/---

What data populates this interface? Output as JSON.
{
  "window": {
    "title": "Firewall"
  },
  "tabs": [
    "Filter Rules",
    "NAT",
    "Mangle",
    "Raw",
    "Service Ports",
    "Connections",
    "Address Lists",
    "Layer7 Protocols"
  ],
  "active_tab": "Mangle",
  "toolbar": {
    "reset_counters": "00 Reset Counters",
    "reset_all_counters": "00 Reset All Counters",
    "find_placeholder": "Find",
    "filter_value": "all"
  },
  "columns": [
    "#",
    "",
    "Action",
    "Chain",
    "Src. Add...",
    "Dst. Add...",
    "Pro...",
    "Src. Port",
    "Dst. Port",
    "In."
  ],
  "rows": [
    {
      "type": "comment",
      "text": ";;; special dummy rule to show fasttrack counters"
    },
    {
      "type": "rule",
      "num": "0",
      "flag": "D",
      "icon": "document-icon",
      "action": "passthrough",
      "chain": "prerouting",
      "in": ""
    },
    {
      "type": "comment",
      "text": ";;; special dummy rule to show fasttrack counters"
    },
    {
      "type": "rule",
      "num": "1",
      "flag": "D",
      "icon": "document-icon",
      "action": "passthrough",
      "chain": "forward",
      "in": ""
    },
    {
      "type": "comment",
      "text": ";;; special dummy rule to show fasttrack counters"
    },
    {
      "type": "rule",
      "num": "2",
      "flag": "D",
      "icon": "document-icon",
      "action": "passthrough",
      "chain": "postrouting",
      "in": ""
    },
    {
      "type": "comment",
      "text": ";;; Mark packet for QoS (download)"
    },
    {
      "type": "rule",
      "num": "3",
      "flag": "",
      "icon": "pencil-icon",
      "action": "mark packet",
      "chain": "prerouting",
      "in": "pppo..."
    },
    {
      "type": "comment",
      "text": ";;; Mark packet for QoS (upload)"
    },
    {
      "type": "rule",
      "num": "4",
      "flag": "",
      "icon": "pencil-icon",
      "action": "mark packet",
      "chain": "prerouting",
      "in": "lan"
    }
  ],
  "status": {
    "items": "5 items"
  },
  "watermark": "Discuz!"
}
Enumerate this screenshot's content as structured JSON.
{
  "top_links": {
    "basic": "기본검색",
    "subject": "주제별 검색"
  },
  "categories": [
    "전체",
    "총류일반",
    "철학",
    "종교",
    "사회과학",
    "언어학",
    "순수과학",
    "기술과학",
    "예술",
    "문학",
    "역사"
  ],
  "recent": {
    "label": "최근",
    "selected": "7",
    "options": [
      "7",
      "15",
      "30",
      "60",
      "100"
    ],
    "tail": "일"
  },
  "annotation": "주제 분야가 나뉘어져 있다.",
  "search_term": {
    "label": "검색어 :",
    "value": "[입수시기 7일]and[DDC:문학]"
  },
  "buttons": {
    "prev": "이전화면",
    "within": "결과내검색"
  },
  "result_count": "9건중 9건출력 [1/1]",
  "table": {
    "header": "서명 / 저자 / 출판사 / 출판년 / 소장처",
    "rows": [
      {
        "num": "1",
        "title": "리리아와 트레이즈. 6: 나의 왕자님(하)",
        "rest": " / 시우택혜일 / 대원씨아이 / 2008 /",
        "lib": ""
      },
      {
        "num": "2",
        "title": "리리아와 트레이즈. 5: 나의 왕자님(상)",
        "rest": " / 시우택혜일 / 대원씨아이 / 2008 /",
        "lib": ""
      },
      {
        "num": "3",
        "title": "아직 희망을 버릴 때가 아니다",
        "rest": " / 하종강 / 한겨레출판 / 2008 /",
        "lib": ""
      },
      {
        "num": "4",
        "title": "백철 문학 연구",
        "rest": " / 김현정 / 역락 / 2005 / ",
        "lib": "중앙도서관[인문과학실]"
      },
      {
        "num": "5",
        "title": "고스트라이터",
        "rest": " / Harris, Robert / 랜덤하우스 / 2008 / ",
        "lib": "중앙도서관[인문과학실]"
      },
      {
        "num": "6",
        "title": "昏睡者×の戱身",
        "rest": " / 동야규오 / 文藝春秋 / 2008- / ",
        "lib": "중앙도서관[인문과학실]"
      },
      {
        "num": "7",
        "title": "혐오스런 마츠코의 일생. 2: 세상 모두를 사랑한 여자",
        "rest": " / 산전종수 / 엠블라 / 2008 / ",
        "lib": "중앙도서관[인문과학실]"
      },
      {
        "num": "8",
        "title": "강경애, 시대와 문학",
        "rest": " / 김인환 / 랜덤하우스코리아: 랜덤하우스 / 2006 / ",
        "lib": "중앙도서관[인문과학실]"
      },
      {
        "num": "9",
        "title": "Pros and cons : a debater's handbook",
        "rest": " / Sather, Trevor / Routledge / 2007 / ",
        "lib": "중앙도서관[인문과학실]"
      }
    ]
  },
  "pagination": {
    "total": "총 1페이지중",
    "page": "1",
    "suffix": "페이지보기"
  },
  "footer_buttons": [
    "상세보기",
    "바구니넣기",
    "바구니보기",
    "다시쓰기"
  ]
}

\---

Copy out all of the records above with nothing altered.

→ THE COMPLETED TASK
What data populates this interface? Output as JSON.
{
  "window": {
    "title": "Firewall"
  },
  "tabs": [
    "Filter Rules",
    "NAT",
    "Mangle",
    "Raw",
    "Service Ports",
    "Connections",
    "Address Lists",
    "Layer7 Protocols"
  ],
  "active_tab": "Mangle",
  "toolbar": {
    "reset_counters": "00 Reset Counters",
    "reset_all_counters": "00 Reset All Counters",
    "find_placeholder": "Find",
    "filter_value": "all"
  },
  "columns": [
    "#",
    "",
    "Action",
    "Chain",
    "Src. Add...",
    "Dst. Add...",
    "Pro...",
    "Src. Port",
    "Dst. Port",
    "In."
  ],
  "rows": [
    {
      "type": "comment",
      "text": ";;; special dummy rule to show fasttrack counters"
    },
    {
      "type": "rule",
      "num": "0",
      "flag": "D",
      "icon": "document-icon",
      "action": "passthrough",
      "chain": "prerouting",
      "in": ""
    },
    {
      "type": "comment",
      "text": ";;; special dummy rule to show fasttrack counters"
    },
    {
      "type": "rule",
      "num": "1",
      "flag": "D",
      "icon": "document-icon",
      "action": "passthrough",
      "chain": "forward",
      "in": ""
    },
    {
      "type": "comment",
      "text": ";;; special dummy rule to show fasttrack counters"
    },
    {
      "type": "rule",
      "num": "2",
      "flag": "D",
      "icon": "document-icon",
      "action": "passthrough",
      "chain": "postrouting",
      "in": ""
    },
    {
      "type": "comment",
      "text": ";;; Mark packet for QoS (download)"
    },
    {
      "type": "rule",
      "num": "3",
      "flag": "",
      "icon": "pencil-icon",
      "action": "mark packet",
      "chain": "prerouting",
      "in": "pppo..."
    },
    {
      "type": "comment",
      "text": ";;; Mark packet for QoS (upload)"
    },
    {
      "type": "rule",
      "num": "4",
      "flag": "",
      "icon": "pencil-icon",
      "action": "mark packet",
      "chain": "prerouting",
      "in": "lan"
    }
  ],
  "status": {
    "items": "5 items"
  },
  "watermark": "Discuz!"
}
Enumerate this screenshot's content as structured JSON.
{
  "top_links": {
    "basic": "기본검색",
    "subject": "주제별 검색"
  },
  "categories": [
    "전체",
    "총류일반",
    "철학",
    "종교",
    "사회과학",
    "언어학",
    "순수과학",
    "기술과학",
    "예술",
    "문학",
    "역사"
  ],
  "recent": {
    "label": "최근",
    "selected": "7",
    "options": [
      "7",
      "15",
      "30",
      "60",
      "100"
    ],
    "tail": "일"
  },
  "annotation": "주제 분야가 나뉘어져 있다.",
  "search_term": {
    "label": "검색어 :",
    "value": "[입수시기 7일]and[DDC:문학]"
  },
  "buttons": {
    "prev": "이전화면",
    "within": "결과내검색"
  },
  "result_count": "9건중 9건출력 [1/1]",
  "table": {
    "header": "서명 / 저자 / 출판사 / 출판년 / 소장처",
    "rows": [
      {
        "num": "1",
        "title": "리리아와 트레이즈. 6: 나의 왕자님(하)",
        "rest": " / 시우택혜일 / 대원씨아이 / 2008 /",
        "lib": ""
      },
      {
        "num": "2",
        "title": "리리아와 트레이즈. 5: 나의 왕자님(상)",
        "rest": " / 시우택혜일 / 대원씨아이 / 2008 /",
        "lib": ""
      },
      {
        "num": "3",
        "title": "아직 희망을 버릴 때가 아니다",
        "rest": " / 하종강 / 한겨레출판 / 2008 /",
        "lib": ""
      },
      {
        "num": "4",
        "title": "백철 문학 연구",
        "rest": " / 김현정 / 역락 / 2005 / ",
        "lib": "중앙도서관[인문과학실]"
      },
      {
        "num": "5",
        "title": "고스트라이터",
        "rest": " / Harris, Robert / 랜덤하우스 / 2008 / ",
        "lib": "중앙도서관[인문과학실]"
      },
      {
        "num": "6",
        "title": "昏睡者×の戱身",
        "rest": " / 동야규오 / 文藝春秋 / 2008- / ",
        "lib": "중앙도서관[인문과학실]"
      },
      {
        "num": "7",
        "title": "혐오스런 마츠코의 일생. 2: 세상 모두를 사랑한 여자",
        "rest": " / 산전종수 / 엠블라 / 2008 / ",
        "lib": "중앙도서관[인문과학실]"
      },
      {
        "num": "8",
        "title": "강경애, 시대와 문학",
        "rest": " / 김인환 / 랜덤하우스코리아: 랜덤하우스 / 2006 / ",
        "lib": "중앙도서관[인문과학실]"
      },
      {
        "num": "9",
        "title": "Pros and cons : a debater's handbook",
        "rest": " / Sather, Trevor / Routledge / 2007 / ",
        "lib": "중앙도서관[인문과학실]"
      }
    ]
  },
  "pagination": {
    "total": "총 1페이지중",
    "page": "1",
    "suffix": "페이지보기"
  },
  "footer_buttons": [
    "상세보기",
    "바구니넣기",
    "바구니보기",
    "다시쓰기"
  ]
}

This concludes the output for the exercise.